Men come and go, but Earth Abides. That’s the premise of this entire book. It’s a hard thing to come to terms with, that people are temporary. We go through life every day with the notion in our heads that nothing can hurt us and we’re at the top of the food chain. We don’t stop to think about the bigger picture, about how our actions may eventually start something we will have no control over. Stewart opens up with that in mind. We follow Ish, who in the opening pages is bitten by a snake and goes out of his way to bring home a hammer. He is a college student who is forced to grow up alone and deal with the “new world”. There has been an apocalyptic event, and most of the human population has been wiped out by an unnamed disease. At first there seems to be an over abundance of food, and people go on stealing from liquor stores and jewelry trying to find comfort in them. He’s on his own for a while, and we see him come to terms with accepting that his family and friends are dead and he has no idea what this world will have in store for him. He eventually meets a woman and she becomes his family. They gradually add more people to their “tribe” and mark the years that pass by on a rock with the hammer. With most of mankind dead, dogs and cats that are fortunate enough to be free outside are faced with the “kill or be killed” mentality, while Ish and his “tribe” of people stay secluded and keep amongst themselves. When they are faced with new-comers they are skeptical, and when they find out he carries STD’s the choice of whether to spare him or save themselves is hardly a choice at all. They unanimously choose to get rid of the one person that threatens their entire existence.
While reading this, I empathized with the human aspect of it. It’s a good story, and I think it more or less accurately describes how someone would function had this actually happened. Even today we, like Ish, have all these ideas of how to stop mankind from destroying the earth- but that’s all they are, ideas. Ish has all these ideas on how to fix the electricity, how to bring the flowing water back, but doesn’t give his tribe the tools to do it. He starts a school for the children of his tribe but when they lose interest he lets them stop. And so they know nothing about reading or doing simple arithmetic or even what “Arizona” was. While they have no interest in school, they all are fixated on the hammer. It becomes sort of a relic to them and gives Ish something to believe in while the children know nothing else. Carson’s book heavily examines the United States obsession with chemicals in a post WWII society. We didn’t care what we were hurting as long as we were getting results. People were good at trying to put a positive face on DDT spraying but the reality is that poison is still poison. I think Earth Abides could possibly show the outcome of what goes on in Carson’s book Silent Spring. If you stay silent, and let people do whatever they want to the earth, eventually nature is going to try and rebalance itself out. The basic instinct and only way to rebuild at that point would be to completely level out what’s destroying it, and that’s us.

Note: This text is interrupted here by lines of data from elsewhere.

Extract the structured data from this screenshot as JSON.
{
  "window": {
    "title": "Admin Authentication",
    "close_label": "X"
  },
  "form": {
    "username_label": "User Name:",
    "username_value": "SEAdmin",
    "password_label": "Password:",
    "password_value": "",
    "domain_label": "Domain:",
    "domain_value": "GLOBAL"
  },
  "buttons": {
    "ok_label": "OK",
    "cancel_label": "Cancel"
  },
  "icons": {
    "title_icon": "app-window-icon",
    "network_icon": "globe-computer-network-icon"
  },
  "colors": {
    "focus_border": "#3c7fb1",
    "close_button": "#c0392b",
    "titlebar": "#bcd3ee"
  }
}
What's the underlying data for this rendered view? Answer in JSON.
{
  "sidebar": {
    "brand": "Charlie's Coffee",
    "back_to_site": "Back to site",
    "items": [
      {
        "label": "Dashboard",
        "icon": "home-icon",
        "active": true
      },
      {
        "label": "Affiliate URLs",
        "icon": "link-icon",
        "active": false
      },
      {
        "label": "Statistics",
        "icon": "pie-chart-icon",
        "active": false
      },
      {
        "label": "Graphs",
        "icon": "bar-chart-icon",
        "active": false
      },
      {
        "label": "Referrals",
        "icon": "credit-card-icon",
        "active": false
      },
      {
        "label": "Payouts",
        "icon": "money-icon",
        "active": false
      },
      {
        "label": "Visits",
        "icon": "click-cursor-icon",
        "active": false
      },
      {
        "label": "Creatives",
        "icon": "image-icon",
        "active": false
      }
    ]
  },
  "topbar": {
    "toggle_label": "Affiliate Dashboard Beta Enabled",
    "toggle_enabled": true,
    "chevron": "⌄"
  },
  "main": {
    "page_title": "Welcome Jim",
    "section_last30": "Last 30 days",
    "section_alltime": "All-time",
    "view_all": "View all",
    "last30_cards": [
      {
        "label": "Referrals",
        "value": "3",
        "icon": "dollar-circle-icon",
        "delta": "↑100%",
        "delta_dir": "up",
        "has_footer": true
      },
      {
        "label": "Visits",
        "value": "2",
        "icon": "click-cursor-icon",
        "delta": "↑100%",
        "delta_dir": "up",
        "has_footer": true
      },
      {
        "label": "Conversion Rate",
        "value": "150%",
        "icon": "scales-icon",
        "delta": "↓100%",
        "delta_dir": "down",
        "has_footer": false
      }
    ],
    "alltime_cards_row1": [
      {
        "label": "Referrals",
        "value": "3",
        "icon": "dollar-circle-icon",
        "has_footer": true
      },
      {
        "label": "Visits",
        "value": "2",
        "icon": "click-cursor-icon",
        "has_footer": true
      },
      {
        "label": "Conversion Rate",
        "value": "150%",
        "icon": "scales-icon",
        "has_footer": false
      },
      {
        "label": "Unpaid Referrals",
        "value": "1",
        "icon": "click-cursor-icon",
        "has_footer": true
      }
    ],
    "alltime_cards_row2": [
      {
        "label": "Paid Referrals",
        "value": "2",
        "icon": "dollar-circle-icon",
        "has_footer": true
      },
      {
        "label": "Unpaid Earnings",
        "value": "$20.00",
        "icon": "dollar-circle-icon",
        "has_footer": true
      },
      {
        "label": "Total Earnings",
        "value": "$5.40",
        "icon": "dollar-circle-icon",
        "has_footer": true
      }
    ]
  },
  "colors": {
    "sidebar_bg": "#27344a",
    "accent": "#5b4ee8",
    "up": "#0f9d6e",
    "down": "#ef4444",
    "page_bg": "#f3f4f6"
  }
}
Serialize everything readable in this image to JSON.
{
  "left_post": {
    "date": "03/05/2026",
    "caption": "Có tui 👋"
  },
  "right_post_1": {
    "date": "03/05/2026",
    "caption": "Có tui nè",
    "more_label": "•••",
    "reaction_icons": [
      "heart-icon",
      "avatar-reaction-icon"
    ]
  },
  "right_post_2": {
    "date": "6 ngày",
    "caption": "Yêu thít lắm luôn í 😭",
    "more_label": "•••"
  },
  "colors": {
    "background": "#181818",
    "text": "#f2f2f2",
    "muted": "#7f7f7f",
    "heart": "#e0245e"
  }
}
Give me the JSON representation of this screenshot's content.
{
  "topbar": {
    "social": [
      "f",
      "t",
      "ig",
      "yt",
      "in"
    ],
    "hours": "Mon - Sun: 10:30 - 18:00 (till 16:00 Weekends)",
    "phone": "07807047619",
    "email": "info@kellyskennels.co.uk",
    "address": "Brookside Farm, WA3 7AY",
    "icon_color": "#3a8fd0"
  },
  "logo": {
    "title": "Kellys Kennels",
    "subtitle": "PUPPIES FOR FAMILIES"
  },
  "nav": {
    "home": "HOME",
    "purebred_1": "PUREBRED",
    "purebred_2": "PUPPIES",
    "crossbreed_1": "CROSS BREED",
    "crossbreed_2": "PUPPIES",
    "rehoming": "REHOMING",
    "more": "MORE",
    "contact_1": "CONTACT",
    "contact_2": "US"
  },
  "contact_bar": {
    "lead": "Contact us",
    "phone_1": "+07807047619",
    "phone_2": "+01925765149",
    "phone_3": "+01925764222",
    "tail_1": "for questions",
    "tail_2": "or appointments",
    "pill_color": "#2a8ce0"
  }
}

Reading this book today, it’s not a scary as it was when it came out. Because the technology that was around then seems like ages ago, because people now don’t know anything else. We live in world that has the universe in the palm of their hand. You don’t know how to do something? Google it. Can you even imagine living now without that? We have coffee that pours without any buttons being touched, cars that start automatically and without keys, news within seconds of stories breaking and so much more. Our world would shatter without technology. So I do commend Stewart for showing how these people only seventy years ago were able to develop a functioning system.
It’s terrifying to think that in one instant something can happen that could change our lives forever. It’s even worse to think that we are all just little pieces of this earth, pieces that can be switched out or taken away for good. In the end, all we really are going to have is ourselves, to rebuild, to move on. Some people may abandon their faith while others might cling on to seemingly insignificant objects, like the hammer. The bottom line is that anything can happen, nothing is permanent. And there’s nothing in this world that can make you feel more alone than that.